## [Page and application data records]

• • •

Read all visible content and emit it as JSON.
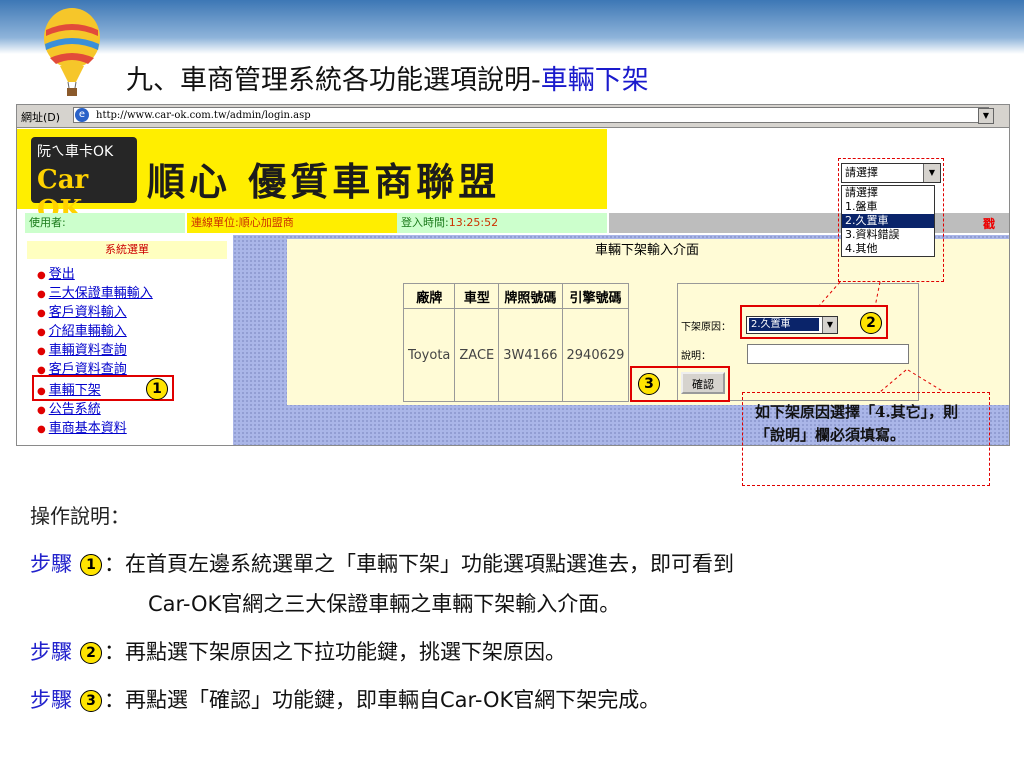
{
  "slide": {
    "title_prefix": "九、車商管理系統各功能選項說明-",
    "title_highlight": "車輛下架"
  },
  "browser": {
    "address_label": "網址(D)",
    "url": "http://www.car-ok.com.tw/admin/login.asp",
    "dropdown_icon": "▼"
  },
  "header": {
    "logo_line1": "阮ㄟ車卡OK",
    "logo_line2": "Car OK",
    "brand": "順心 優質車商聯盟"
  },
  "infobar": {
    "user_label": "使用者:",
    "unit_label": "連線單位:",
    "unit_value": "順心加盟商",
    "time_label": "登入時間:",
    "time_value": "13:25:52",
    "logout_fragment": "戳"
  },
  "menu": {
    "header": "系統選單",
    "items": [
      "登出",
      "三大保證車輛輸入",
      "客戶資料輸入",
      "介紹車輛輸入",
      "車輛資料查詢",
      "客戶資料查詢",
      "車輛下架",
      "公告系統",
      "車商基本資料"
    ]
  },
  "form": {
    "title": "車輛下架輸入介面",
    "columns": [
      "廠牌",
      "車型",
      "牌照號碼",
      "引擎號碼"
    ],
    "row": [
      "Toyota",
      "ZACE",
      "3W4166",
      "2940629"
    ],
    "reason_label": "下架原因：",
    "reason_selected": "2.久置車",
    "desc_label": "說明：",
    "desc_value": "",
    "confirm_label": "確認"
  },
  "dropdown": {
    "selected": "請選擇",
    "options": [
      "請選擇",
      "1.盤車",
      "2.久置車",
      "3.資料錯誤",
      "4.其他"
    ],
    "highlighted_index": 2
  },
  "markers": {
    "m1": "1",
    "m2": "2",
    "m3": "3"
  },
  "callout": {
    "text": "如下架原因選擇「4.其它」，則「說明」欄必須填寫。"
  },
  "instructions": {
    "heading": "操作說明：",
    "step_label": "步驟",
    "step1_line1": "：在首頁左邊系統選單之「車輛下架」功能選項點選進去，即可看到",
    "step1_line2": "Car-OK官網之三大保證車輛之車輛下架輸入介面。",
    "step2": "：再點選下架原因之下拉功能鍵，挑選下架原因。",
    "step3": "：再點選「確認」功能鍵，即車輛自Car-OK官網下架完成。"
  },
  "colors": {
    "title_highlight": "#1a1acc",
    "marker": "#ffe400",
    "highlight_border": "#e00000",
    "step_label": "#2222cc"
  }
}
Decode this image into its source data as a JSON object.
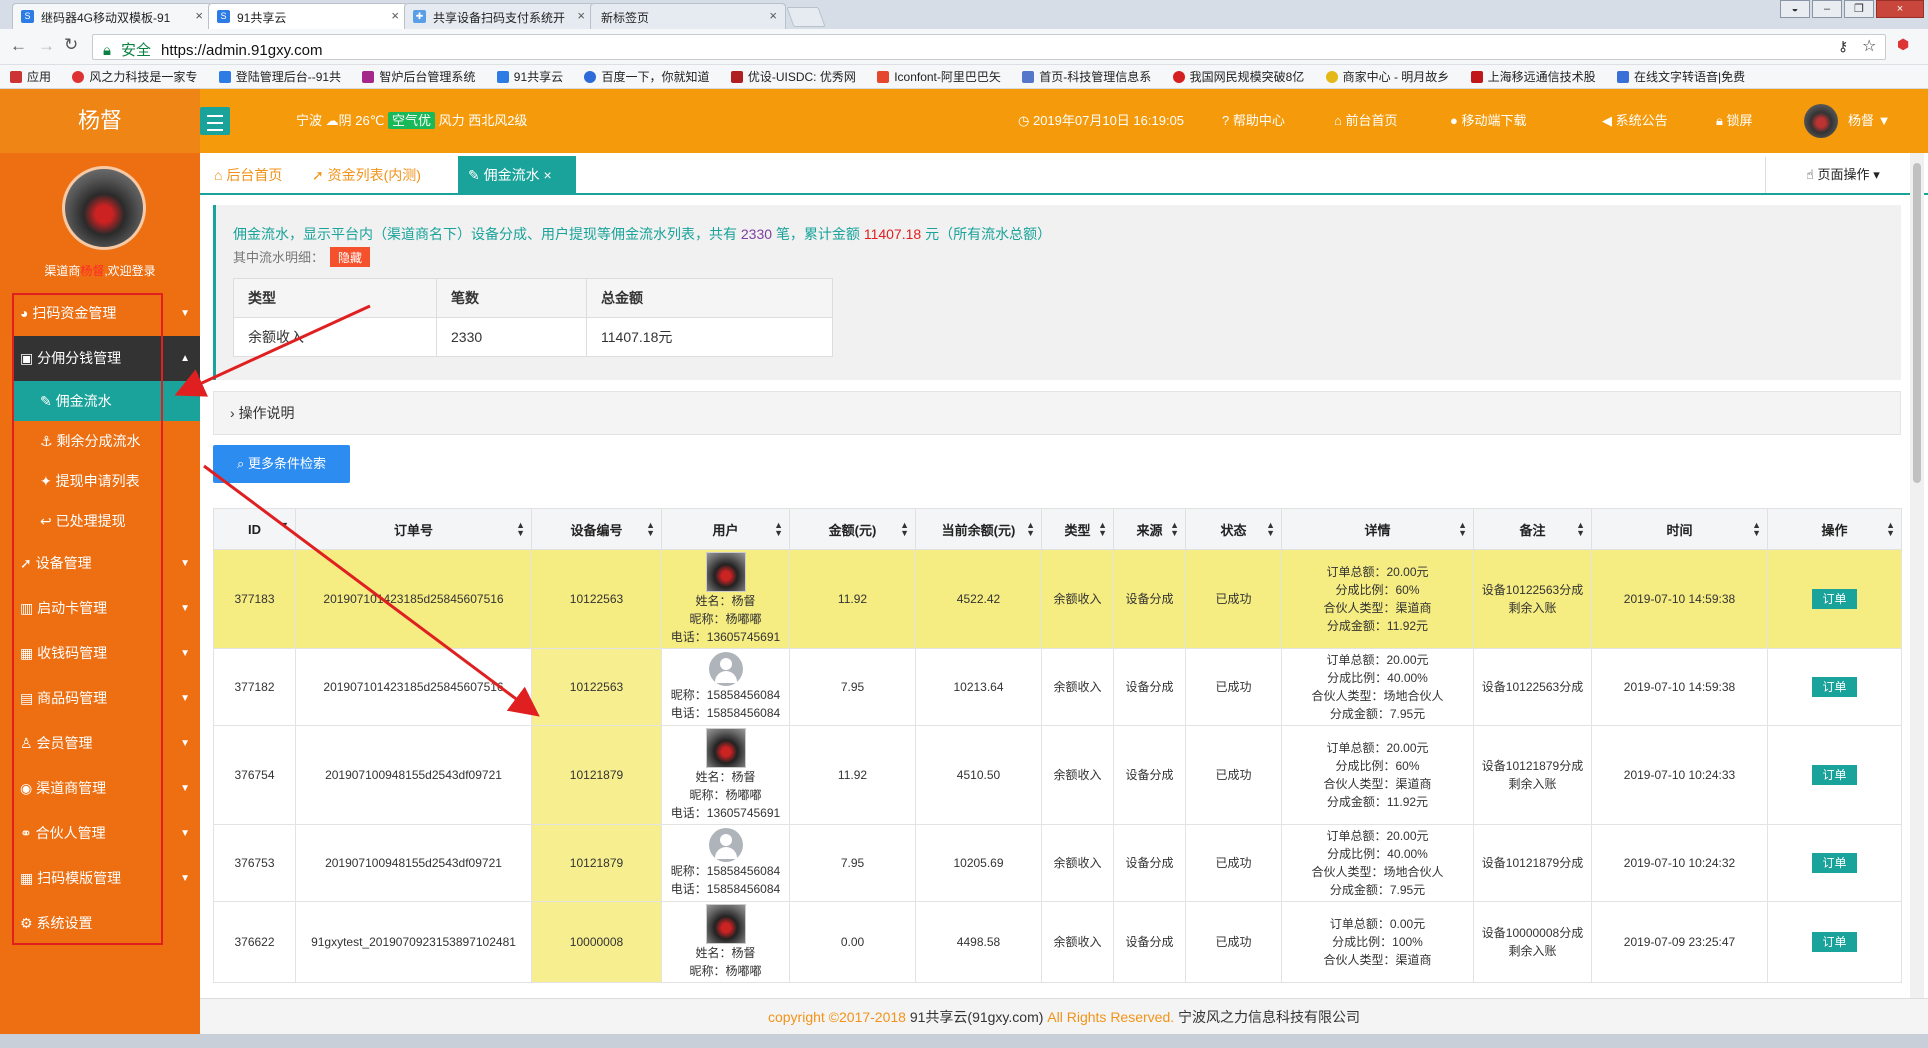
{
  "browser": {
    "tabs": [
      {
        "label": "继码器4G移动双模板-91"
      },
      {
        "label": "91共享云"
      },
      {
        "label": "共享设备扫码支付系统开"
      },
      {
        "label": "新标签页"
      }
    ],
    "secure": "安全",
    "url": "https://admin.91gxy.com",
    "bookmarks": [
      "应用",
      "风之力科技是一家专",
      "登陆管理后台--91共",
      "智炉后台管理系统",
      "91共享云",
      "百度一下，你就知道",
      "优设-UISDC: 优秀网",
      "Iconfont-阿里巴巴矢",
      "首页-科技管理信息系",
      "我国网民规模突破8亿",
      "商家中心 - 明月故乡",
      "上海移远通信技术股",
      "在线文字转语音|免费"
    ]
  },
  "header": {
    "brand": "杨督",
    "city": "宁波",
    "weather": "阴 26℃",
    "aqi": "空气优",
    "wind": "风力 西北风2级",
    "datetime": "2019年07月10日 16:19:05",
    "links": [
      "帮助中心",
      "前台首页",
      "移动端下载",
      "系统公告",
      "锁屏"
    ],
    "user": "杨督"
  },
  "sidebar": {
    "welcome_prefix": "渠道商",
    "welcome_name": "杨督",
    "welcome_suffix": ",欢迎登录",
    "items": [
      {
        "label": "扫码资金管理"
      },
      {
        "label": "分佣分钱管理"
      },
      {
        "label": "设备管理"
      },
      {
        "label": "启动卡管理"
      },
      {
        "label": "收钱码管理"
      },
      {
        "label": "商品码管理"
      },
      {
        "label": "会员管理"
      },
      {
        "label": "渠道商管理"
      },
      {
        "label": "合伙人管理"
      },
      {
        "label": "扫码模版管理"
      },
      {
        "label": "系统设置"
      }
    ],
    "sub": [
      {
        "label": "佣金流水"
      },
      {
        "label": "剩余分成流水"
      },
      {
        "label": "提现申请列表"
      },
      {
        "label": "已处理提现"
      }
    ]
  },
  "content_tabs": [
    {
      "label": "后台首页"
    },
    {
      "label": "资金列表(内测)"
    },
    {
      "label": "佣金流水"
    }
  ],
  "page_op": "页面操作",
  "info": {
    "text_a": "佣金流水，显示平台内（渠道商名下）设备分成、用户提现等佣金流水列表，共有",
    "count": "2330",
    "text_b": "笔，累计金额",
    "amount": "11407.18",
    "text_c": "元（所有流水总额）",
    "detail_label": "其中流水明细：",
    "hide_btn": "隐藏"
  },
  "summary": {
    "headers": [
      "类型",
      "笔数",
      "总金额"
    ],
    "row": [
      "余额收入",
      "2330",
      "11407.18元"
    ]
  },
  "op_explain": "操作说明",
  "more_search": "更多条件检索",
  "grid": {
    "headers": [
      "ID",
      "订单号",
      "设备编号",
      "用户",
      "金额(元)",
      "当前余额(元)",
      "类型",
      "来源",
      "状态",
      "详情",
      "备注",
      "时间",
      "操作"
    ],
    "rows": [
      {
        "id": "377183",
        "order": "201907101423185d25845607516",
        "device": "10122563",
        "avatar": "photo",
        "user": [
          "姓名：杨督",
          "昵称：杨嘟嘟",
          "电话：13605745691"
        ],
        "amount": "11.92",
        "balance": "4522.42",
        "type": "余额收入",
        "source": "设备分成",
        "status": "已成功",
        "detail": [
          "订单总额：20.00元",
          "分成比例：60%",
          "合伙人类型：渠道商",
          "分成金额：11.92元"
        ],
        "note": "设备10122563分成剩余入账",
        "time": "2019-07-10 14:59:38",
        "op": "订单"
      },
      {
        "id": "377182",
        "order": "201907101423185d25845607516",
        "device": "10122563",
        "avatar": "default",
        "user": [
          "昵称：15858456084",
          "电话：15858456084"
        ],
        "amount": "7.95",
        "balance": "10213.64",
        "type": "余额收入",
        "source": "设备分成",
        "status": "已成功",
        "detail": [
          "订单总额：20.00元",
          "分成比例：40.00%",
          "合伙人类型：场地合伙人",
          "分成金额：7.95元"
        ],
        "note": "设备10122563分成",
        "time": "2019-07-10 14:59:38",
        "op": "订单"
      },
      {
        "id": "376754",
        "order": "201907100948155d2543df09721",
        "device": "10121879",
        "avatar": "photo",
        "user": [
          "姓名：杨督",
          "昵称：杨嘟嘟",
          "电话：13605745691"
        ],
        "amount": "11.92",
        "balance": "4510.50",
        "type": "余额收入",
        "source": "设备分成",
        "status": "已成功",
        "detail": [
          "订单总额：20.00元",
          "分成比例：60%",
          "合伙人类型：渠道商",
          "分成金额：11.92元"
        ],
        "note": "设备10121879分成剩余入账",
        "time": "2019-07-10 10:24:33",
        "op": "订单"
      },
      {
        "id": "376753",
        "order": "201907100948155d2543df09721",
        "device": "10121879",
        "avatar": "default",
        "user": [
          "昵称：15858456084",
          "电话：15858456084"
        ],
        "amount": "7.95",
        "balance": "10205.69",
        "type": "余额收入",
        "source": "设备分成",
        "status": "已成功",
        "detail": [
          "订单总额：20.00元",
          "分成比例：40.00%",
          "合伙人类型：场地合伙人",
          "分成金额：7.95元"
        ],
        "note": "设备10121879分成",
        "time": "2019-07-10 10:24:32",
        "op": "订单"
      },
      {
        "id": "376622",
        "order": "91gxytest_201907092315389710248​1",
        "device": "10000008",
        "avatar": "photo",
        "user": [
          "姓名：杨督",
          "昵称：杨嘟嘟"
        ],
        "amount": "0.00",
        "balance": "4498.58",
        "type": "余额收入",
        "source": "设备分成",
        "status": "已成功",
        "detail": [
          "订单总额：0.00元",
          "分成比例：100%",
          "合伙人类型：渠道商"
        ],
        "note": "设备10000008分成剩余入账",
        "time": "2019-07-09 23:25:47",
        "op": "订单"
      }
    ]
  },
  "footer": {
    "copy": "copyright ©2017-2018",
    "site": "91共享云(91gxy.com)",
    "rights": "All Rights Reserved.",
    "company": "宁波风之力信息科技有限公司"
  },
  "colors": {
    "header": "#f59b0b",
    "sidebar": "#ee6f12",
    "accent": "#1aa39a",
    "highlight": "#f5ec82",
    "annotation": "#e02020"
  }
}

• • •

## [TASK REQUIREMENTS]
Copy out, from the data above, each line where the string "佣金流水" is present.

## [ANSWER SPACE]
        "label": "佣金流水"
      "label": "佣金流水"
    "text_a": "佣金流水，显示平台内（渠道商名下）设备分成、用户提现等佣金流水列表，共有",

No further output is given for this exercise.